*** Begin section ***

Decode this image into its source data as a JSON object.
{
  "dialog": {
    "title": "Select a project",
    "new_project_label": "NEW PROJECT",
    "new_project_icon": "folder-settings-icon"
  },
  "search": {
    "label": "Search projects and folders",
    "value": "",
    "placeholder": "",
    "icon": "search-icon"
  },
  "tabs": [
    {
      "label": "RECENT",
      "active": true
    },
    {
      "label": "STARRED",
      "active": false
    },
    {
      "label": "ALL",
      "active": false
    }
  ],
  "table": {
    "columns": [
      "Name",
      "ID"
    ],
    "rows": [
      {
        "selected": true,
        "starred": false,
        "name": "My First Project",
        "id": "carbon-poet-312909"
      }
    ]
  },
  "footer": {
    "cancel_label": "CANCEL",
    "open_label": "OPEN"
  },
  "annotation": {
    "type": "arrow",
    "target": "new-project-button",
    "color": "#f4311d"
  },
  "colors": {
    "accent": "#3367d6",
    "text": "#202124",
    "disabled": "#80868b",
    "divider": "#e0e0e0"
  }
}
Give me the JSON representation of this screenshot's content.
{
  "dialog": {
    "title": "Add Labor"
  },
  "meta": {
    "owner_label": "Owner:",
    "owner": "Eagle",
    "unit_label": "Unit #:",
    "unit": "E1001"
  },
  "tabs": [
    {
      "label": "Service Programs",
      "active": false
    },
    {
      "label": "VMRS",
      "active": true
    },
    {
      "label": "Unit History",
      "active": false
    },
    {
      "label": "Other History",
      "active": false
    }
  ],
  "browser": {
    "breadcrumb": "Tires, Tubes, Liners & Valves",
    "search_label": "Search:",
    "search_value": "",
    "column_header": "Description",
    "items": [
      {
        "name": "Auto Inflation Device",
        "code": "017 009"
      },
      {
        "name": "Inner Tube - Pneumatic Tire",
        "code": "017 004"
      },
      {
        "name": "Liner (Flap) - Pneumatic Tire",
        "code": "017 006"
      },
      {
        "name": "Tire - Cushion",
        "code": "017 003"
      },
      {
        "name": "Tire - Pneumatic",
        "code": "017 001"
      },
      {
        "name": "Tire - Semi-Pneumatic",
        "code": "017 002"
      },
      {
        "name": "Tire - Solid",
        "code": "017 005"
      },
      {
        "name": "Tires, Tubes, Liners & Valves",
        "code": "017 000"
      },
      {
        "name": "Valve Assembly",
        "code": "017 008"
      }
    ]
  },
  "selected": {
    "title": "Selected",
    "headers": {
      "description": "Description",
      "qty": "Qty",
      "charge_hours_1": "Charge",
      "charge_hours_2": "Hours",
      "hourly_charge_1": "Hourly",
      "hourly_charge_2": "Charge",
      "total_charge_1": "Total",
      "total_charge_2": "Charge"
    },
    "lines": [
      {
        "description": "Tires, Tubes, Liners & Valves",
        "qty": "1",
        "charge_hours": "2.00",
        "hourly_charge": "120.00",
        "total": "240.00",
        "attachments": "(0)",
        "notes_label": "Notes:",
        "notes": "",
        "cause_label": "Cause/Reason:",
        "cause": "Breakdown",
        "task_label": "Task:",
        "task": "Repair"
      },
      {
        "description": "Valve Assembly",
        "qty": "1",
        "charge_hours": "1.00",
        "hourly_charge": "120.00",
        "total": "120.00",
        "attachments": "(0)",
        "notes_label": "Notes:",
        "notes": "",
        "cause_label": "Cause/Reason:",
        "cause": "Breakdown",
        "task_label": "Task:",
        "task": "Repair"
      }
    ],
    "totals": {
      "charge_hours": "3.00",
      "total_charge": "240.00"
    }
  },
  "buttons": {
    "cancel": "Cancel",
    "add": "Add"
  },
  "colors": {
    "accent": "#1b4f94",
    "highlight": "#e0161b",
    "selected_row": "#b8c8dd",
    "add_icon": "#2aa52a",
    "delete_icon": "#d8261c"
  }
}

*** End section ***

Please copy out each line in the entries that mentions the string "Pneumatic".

■ Solution to the problem
        "name": "Inner Tube - Pneumatic Tire",
        "name": "Liner (Flap) - Pneumatic Tire",
        "name": "Tire - Pneumatic",
        "name": "Tire - Semi-Pneumatic",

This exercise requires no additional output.